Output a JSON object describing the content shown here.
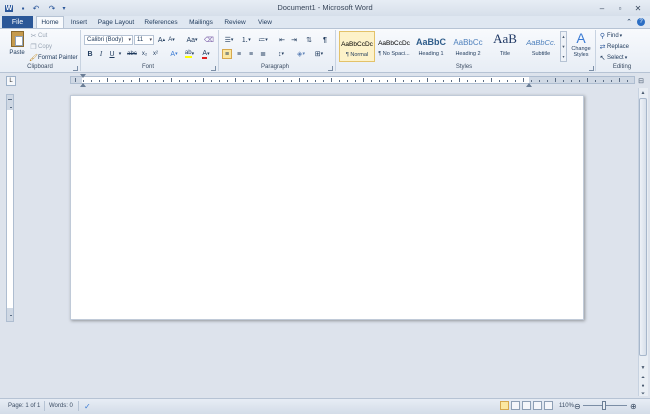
{
  "window": {
    "title": "Document1 - Microsoft Word"
  },
  "quick_access": {
    "icons": [
      "word-logo-icon",
      "save-icon",
      "undo-icon",
      "redo-icon",
      "customize-qat-icon"
    ]
  },
  "tabs": {
    "file": "File",
    "items": [
      "Home",
      "Insert",
      "Page Layout",
      "References",
      "Mailings",
      "Review",
      "View"
    ],
    "active": "Home"
  },
  "clipboard": {
    "paste": "Paste",
    "cut": "Cut",
    "copy": "Copy",
    "format_painter": "Format Painter",
    "group_label": "Clipboard"
  },
  "font": {
    "family": "Calibri (Body)",
    "size": "11",
    "group_label": "Font",
    "change_case": "Aa",
    "buttons": [
      "B",
      "I",
      "U",
      "abc",
      "x₂",
      "x²"
    ],
    "font_color_letter": "A",
    "highlight_letter": "ab"
  },
  "paragraph": {
    "group_label": "Paragraph",
    "pilcrow": "¶"
  },
  "styles": {
    "group_label": "Styles",
    "items": [
      {
        "sample": "AaBbCcDc",
        "name": "¶ Normal"
      },
      {
        "sample": "AaBbCcDc",
        "name": "¶ No Spaci..."
      },
      {
        "sample": "AaBbC",
        "name": "Heading 1"
      },
      {
        "sample": "AaBbCc",
        "name": "Heading 2"
      },
      {
        "sample": "AaB",
        "name": "Title"
      },
      {
        "sample": "AaBbCc.",
        "name": "Subtitle"
      }
    ],
    "change_styles": "Change Styles",
    "change_styles_letter": "A"
  },
  "editing": {
    "group_label": "Editing",
    "find": "Find",
    "replace": "Replace",
    "select": "Select"
  },
  "ruler": {
    "corner_symbol": "L"
  },
  "status": {
    "page": "Page: 1 of 1",
    "words": "Words: 0",
    "zoom": "110%"
  },
  "colors": {
    "file_tab": "#2b5797",
    "ribbon_bg": "#f8fafd",
    "workspace": "#dde3ec",
    "selected_style": "#fdf2c9"
  }
}
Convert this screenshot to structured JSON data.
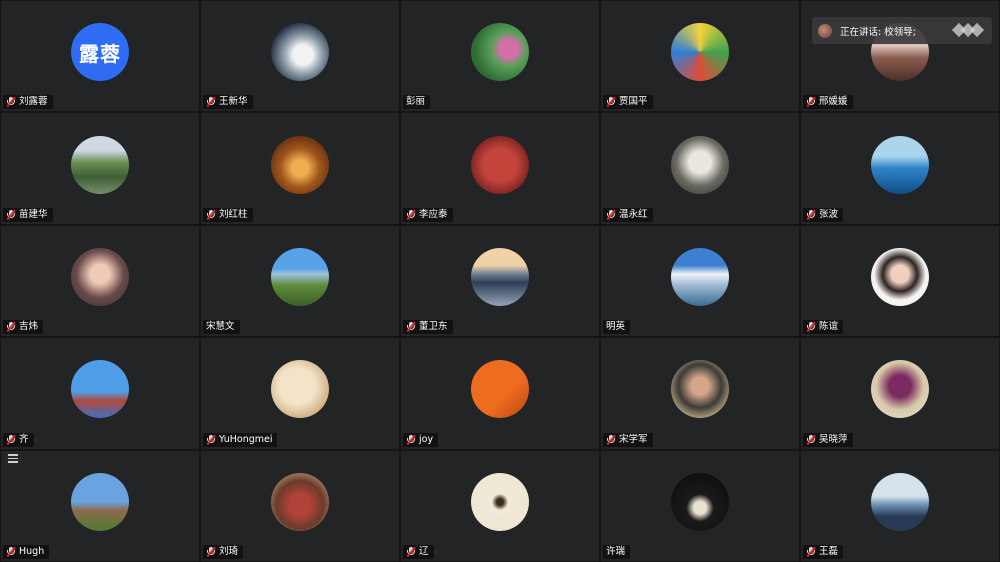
{
  "speaking": {
    "label": "正在讲话: 校领导;"
  },
  "avatar_text": "露蓉",
  "tiles": [
    {
      "name": "刘露蓉",
      "muted": true,
      "avatar": "text-avatar"
    },
    {
      "name": "王新华",
      "muted": true,
      "avatar": "feather-photo"
    },
    {
      "name": "彭丽",
      "muted": false,
      "avatar": "lotus-photo"
    },
    {
      "name": "贾国平",
      "muted": true,
      "avatar": "painting-photo"
    },
    {
      "name": "邢媛媛",
      "muted": true,
      "avatar": "portrait-photo"
    },
    {
      "name": "苗建华",
      "muted": true,
      "avatar": "landscape-photo"
    },
    {
      "name": "刘红柱",
      "muted": true,
      "avatar": "hall-photo"
    },
    {
      "name": "李应泰",
      "muted": true,
      "avatar": "trumpet-photo"
    },
    {
      "name": "温永红",
      "muted": true,
      "avatar": "cat-photo"
    },
    {
      "name": "张波",
      "muted": true,
      "avatar": "lake-birds-photo"
    },
    {
      "name": "吉炜",
      "muted": true,
      "avatar": "woman-photo"
    },
    {
      "name": "宋慧文",
      "muted": false,
      "avatar": "sky-tree-photo"
    },
    {
      "name": "董卫东",
      "muted": true,
      "avatar": "castle-photo"
    },
    {
      "name": "明英",
      "muted": false,
      "avatar": "clouds-photo"
    },
    {
      "name": "陈谊",
      "muted": true,
      "avatar": "girl-photo"
    },
    {
      "name": "齐",
      "muted": true,
      "avatar": "dancer-photo"
    },
    {
      "name": "YuHongmei",
      "muted": true,
      "avatar": "blossom-photo"
    },
    {
      "name": "joy",
      "muted": true,
      "avatar": "orange-wall-photo"
    },
    {
      "name": "宋学军",
      "muted": true,
      "avatar": "man-photo"
    },
    {
      "name": "吴晓萍",
      "muted": true,
      "avatar": "purple-hair-photo"
    },
    {
      "name": "Hugh",
      "muted": true,
      "avatar": "winter-tree-photo"
    },
    {
      "name": "刘琦",
      "muted": true,
      "avatar": "room-photo"
    },
    {
      "name": "辽",
      "muted": true,
      "avatar": "calligraphy-photo"
    },
    {
      "name": "许瑞",
      "muted": false,
      "avatar": "coffee-photo"
    },
    {
      "name": "王磊",
      "muted": true,
      "avatar": "seaside-photo"
    }
  ]
}
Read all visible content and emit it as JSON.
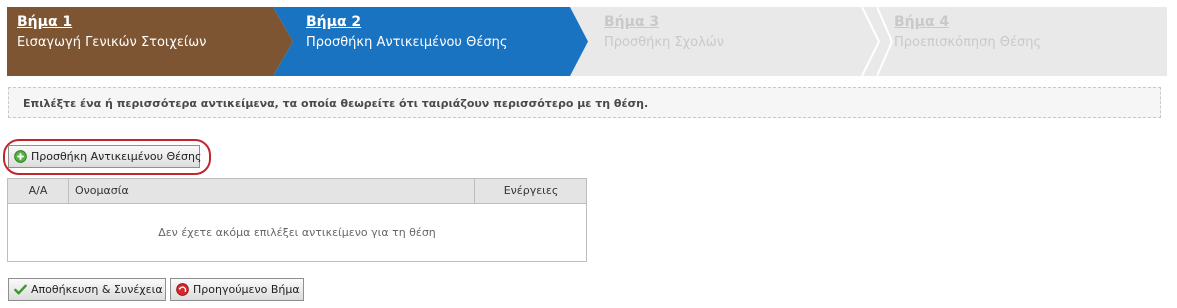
{
  "wizard": {
    "steps": [
      {
        "title": "Βήμα 1",
        "subtitle": "Εισαγωγή Γενικών Στοιχείων",
        "state": "completed",
        "color": "#7d5533"
      },
      {
        "title": "Βήμα 2",
        "subtitle": "Προσθήκη Αντικειμένου Θέσης",
        "state": "active",
        "color": "#1a73c0"
      },
      {
        "title": "Βήμα 3",
        "subtitle": "Προσθήκη Σχολών",
        "state": "disabled",
        "color": "#e9e9e9"
      },
      {
        "title": "Βήμα 4",
        "subtitle": "Προεπισκόπηση Θέσης",
        "state": "disabled",
        "color": "#e9e9e9"
      }
    ]
  },
  "info": {
    "message": "Επιλέξτε ένα ή περισσότερα αντικείμενα, τα οποία θεωρείτε ότι ταιριάζουν περισσότερο με τη θέση."
  },
  "actions": {
    "add_label": "Προσθήκη Αντικειμένου Θέσης",
    "add_icon": "plus-circle-icon",
    "save_label": "Αποθήκευση & Συνέχεια",
    "save_icon": "checkmark-icon",
    "prev_label": "Προηγούμενο Βήμα",
    "prev_icon": "back-arrow-icon"
  },
  "table": {
    "columns": [
      "Α/Α",
      "Ονομασία",
      "Ενέργειες"
    ],
    "empty_message": "Δεν έχετε ακόμα επιλέξει αντικείμενο για τη θέση"
  },
  "colors": {
    "highlight": "#c0272d"
  }
}
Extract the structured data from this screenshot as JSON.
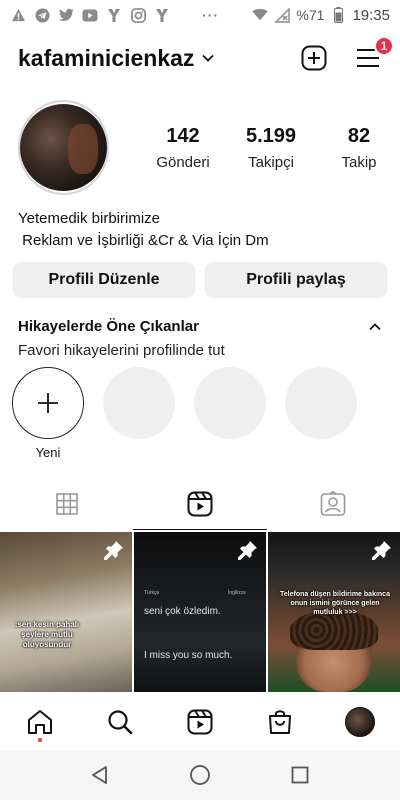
{
  "status_bar": {
    "battery": "%71",
    "time": "19:35",
    "dots": "···",
    "icons": [
      "warning-icon",
      "telegram-icon",
      "twitter-icon",
      "youtube-icon",
      "sim-icon",
      "instagram-icon",
      "sim-icon",
      "wifi-icon",
      "no-signal-icon",
      "battery-icon"
    ]
  },
  "header": {
    "username": "kafaminicienkaz",
    "notification_count": "1"
  },
  "profile": {
    "stats": [
      {
        "value": "142",
        "label": "Gönderi"
      },
      {
        "value": "5.199",
        "label": "Takipçi"
      },
      {
        "value": "82",
        "label": "Takip"
      }
    ],
    "bio_line1": "Yetemedik birbirimize",
    "bio_line2": " Reklam ve İşbirliği &Cr & Via İçin Dm"
  },
  "actions": {
    "edit_label": "Profili Düzenle",
    "share_label": "Profili paylaş"
  },
  "highlights": {
    "title": "Hikayelerde Öne Çıkanlar",
    "subtitle": "Favori hikayelerini profilinde tut",
    "new_label": "Yeni"
  },
  "posts": [
    {
      "caption": ":sen kesin pahalı şeylere mutlu oluyosundur"
    },
    {
      "line1": "seni çok özledim.",
      "line2": "I miss you so much.",
      "lang_from": "Türkçe",
      "lang_to": "İngilizce"
    },
    {
      "caption": "Telefona düşen bildirime bakınca onun ismini görünce gelen mutluluk >>>"
    }
  ],
  "colors": {
    "accent_red": "#ed2d44",
    "button_bg": "#efefef",
    "text": "#111111"
  }
}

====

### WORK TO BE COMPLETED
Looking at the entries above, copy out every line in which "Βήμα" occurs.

### RESPONSE AREA
        "title": "Βήμα 1",
        "title": "Βήμα 2",
        "title": "Βήμα 3",
        "title": "Βήμα 4",
    "prev_label": "Προηγούμενο Βήμα",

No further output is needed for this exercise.